3) The various categories of language functions are overlapping and not
systematically graded like the structures of the language.
4) A major premise underlying this approach is its emphasis on learners' needs
and interests. This implies that every teacher should modify the syllabus to
correspond with the needs of the learners.
5) The approach gives priority to meanings and rules of use rather than to
grammar and rules of structure. The latter are taught by means of functions
and notions. Such concentration on language behavior may result in negative
consequences in the sense that important structures and rules would be left out.
6) The requirements are difficult: availability of a classroom that can allow for
group work activities and for teaching aids and materials.
Communicative Language Teaching in the Saudi Context
The problem with this kind of language teaching is that it is an approach; not a
method. The difference between an approach and a method is explained above;
methods are fixed teaching systems whereas approaches form the theory and leave
the teaching system to the creativity and innovation of the teacher. This fact,
although may be regarded as advantageous by imaginative teachers, creates a
problem in the Saudi context. Frankly speaking, imaginative teachers are at scarce
in the Arab world in general and in Saudi Arabia in particular. Teachers in such
contexts opt for clearly designed material and procedures for they do not prefer to
shoulder the burdens of looking on their own for ways and techniques of teaching,
if they have the ability to do so.
Moreover, whether we are examining lower or higher education schools in Saudi
Arabia, we find that the structure of such schools is not designed for group work
which is a major requirement of this method. That is, they are not acquainted with
aids or facilities through which the application of such an approach would be
successful. Teachers would end up paying from their own pockets preparing
classes for the application of this approach. Moreover, administrative aspects are
also involved such as loading classes with large numbers of students; a fact that
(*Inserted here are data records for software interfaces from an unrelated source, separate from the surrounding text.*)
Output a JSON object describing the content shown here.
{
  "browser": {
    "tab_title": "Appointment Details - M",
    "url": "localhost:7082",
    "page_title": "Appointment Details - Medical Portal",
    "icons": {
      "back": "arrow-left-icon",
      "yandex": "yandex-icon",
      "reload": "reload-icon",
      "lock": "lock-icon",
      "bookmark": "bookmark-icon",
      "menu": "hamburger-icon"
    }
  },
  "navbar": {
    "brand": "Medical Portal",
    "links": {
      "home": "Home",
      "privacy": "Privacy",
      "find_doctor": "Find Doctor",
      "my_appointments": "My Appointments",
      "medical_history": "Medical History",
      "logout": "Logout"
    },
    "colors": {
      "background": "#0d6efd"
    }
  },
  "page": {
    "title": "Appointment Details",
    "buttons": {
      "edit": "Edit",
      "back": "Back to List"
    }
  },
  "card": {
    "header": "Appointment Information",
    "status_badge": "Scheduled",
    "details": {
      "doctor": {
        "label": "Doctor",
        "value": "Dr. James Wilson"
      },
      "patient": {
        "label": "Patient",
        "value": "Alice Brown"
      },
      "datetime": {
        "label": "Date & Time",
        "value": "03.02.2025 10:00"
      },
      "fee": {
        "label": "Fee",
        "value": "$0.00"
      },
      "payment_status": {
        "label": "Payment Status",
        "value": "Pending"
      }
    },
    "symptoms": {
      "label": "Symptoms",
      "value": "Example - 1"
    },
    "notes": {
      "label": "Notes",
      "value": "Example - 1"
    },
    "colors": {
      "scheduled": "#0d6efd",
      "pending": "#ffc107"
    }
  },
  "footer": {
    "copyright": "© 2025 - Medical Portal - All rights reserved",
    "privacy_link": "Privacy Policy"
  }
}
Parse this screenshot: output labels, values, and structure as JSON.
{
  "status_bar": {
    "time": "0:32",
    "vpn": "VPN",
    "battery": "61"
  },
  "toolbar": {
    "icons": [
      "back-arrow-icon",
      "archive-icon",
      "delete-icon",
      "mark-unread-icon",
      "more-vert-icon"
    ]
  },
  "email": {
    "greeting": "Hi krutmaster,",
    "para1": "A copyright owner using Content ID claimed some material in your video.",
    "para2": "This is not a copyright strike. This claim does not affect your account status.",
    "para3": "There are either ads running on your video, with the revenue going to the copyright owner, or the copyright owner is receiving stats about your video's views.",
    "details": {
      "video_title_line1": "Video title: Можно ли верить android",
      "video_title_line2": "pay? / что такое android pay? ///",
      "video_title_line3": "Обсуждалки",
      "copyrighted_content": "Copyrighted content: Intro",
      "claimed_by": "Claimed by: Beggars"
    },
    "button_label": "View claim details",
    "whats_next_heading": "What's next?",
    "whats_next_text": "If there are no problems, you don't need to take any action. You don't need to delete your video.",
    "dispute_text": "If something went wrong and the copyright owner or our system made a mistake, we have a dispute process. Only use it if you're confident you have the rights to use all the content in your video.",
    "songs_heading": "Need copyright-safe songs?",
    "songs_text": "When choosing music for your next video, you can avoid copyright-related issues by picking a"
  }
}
would kill any effort towards language teaching in general, let alone applying this
Even if we assume that we have highly qualified teachers with 100% creativity,
and that our schools are modernized as to cope with new horizons in teaching, it is
difficult to assume that Saudi students are ready to take part in the learning
process. All they have been used to since decades is spoon-feeding, and their
imaginative and creative thinking is "temporarily out of service." This not only
applies to secondary or intermediate level students, but also to university students,
and sometimes even to graduate students. Unless the learner realizes the
importance of his/her role in the process of learning, this approach, along with
many approaches to teaching, could never be applied. The responsibility does not
lie on the learners but on the primitive teaching styles which have not changed for
Although the Communicative Approach to language teaching is one of the latest,
yet it is too ambitious and the requirements for its success are difficult. This
should not lead to a complete distrust of this approach, but rather to more efforts
drawing its guidelines and blueprints. Again, it is suggested that it becomes part of
the whole framework of language teaching which incorporates different
approaches and methods, making use of the advantages of each and avoiding the
disadvantages. This again requires very sophisticated syllabuses, materials and
teaching aids, and, above all, competent and experienced teachers.
Al-Mutawa, N. & Kailani, T., (1989). Methods of Teaching English to Arab Students.
Longman Group Ltd.
Hedge, T. (2000). Teaching and learning in the language classroom, Oxford
Richards, J. C. & Rogers, T. S. (1986). Approaches and methods in language
teaching: A description and analysis. Cambridge, UK: Cambridge University Press.
Rogers, T. (2001) Language teaching methodology, online resource
(http://www.cal.org/resources/digest/rodgers.html), Sep. 2001.
Widdowson, H .G .(1984) Explorations in Applied Linguistics 2, Oxford OU.P .